(Web page and app entries)

↓↓↓

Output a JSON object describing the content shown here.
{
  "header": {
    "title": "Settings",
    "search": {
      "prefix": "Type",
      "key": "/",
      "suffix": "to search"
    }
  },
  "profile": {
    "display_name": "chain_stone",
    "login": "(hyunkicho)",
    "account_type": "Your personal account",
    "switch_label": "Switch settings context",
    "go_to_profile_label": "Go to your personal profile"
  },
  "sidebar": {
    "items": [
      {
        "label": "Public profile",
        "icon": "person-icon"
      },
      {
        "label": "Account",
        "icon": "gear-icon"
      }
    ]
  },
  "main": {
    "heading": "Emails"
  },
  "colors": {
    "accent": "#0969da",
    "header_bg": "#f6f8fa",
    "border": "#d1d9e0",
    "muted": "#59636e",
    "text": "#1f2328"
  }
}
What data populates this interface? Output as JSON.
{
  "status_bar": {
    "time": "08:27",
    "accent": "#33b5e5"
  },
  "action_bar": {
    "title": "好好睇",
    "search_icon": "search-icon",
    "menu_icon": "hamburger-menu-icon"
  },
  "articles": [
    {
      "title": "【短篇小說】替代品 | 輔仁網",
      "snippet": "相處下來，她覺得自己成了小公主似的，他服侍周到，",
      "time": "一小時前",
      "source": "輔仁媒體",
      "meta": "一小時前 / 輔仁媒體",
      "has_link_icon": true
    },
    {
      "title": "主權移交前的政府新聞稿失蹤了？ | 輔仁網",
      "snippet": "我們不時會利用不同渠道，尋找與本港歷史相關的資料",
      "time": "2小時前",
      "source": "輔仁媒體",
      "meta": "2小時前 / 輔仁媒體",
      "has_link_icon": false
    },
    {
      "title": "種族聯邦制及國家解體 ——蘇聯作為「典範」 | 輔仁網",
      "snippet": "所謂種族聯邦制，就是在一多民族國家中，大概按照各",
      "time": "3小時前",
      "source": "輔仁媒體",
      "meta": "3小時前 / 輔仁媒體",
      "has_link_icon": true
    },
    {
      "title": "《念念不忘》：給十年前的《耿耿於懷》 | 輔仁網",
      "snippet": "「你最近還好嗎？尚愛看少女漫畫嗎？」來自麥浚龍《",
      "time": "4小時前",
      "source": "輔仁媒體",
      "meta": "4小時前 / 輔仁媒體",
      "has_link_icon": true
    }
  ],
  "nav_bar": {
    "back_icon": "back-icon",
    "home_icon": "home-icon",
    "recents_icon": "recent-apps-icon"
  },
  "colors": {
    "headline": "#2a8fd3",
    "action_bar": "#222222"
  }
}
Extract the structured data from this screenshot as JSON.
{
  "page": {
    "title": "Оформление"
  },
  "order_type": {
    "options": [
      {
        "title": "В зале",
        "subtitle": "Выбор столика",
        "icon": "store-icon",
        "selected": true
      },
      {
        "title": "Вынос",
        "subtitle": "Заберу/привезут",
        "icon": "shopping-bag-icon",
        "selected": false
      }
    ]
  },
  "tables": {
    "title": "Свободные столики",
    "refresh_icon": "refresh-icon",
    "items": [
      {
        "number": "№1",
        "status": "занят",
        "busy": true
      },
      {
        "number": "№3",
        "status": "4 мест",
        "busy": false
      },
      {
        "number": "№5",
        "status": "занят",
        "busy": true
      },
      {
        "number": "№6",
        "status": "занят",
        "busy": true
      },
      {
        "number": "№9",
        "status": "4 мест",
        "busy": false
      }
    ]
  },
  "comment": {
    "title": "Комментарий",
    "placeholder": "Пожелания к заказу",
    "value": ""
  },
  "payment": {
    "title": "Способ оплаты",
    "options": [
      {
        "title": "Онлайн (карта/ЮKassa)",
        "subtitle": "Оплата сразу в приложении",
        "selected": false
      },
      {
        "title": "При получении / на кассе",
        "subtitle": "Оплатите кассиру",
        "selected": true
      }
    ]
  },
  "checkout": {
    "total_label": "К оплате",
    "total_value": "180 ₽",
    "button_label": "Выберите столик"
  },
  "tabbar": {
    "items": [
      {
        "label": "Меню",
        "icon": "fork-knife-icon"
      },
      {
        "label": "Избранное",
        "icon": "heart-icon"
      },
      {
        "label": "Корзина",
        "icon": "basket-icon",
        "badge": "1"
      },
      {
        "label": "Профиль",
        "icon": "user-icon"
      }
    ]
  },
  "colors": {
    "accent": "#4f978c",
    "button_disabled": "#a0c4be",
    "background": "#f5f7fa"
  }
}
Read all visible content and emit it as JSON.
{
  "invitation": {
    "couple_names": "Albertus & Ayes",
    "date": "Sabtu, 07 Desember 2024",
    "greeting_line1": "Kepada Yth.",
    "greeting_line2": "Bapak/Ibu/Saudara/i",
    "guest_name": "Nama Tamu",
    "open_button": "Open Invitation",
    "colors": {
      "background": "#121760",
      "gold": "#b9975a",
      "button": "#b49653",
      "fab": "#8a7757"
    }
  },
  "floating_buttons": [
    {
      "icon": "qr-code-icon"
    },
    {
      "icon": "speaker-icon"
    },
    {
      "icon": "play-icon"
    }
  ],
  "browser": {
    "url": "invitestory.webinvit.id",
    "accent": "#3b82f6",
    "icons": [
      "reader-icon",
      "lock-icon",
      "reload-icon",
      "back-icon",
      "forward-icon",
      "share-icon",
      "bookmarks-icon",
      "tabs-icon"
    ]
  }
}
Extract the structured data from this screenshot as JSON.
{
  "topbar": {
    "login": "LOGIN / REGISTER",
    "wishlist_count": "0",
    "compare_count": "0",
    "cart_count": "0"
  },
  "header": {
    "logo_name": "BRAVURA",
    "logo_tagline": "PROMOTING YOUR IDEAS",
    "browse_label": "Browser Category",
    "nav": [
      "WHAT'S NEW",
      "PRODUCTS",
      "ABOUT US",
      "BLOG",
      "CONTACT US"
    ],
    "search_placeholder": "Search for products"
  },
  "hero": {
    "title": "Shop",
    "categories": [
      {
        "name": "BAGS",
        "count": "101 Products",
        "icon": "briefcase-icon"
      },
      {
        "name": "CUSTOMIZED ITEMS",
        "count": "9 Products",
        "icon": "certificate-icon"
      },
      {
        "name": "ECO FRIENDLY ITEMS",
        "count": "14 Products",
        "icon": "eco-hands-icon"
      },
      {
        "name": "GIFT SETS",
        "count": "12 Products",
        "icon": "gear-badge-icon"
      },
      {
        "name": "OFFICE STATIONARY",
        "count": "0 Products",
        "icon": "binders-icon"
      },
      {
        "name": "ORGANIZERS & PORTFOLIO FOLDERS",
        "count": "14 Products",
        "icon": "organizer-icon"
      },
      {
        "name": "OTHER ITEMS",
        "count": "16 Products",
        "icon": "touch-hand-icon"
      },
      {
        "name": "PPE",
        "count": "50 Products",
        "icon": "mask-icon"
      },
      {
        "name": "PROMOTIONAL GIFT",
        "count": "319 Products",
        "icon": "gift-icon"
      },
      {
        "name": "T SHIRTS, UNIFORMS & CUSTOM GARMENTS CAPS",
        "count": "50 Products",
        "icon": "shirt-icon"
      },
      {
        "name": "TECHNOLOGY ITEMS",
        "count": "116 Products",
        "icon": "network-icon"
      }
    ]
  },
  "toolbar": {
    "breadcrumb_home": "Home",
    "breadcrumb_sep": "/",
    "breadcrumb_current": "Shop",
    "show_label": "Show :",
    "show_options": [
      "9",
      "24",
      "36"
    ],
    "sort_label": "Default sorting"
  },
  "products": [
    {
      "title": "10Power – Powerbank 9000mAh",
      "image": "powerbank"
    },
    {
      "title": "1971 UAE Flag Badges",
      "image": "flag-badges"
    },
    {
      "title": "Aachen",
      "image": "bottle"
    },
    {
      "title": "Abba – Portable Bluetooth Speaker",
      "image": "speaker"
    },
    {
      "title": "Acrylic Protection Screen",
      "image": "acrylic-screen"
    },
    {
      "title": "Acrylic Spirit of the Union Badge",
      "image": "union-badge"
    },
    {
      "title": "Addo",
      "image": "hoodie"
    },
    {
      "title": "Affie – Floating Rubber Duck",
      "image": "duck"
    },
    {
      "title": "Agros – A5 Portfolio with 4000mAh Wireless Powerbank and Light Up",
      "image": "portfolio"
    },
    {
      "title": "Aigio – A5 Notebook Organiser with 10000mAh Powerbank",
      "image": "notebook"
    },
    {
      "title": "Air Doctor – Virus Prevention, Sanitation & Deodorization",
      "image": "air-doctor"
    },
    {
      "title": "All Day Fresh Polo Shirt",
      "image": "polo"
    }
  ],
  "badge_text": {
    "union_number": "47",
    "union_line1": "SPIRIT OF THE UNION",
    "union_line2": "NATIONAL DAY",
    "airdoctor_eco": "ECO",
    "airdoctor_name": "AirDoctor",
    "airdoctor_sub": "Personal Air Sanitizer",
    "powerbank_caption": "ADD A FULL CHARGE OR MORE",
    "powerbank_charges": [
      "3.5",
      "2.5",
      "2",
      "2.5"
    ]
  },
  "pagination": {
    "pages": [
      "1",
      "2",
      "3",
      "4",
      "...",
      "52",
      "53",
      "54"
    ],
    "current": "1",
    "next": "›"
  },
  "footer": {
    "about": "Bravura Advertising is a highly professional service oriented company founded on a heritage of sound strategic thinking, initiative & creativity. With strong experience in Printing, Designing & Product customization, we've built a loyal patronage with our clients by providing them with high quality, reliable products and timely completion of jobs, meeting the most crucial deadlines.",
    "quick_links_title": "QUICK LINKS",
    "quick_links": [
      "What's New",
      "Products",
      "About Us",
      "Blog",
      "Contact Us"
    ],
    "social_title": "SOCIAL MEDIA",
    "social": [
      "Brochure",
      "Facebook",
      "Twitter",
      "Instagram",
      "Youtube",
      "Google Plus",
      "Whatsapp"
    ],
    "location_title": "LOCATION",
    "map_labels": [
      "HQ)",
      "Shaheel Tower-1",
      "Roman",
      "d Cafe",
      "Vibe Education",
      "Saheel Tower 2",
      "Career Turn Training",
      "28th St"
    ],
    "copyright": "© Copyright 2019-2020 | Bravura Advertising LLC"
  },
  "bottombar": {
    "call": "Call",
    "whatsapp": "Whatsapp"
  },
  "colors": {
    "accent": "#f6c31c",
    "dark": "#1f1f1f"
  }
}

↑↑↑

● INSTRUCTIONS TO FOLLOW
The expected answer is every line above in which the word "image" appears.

● ANSWER SPACE
      "image": "powerbank"
      "image": "flag-badges"
      "image": "bottle"
      "image": "speaker"
      "image": "acrylic-screen"
      "image": "union-badge"
      "image": "hoodie"
      "image": "duck"
      "image": "portfolio"
      "image": "notebook"
      "image": "air-doctor"
      "image": "polo"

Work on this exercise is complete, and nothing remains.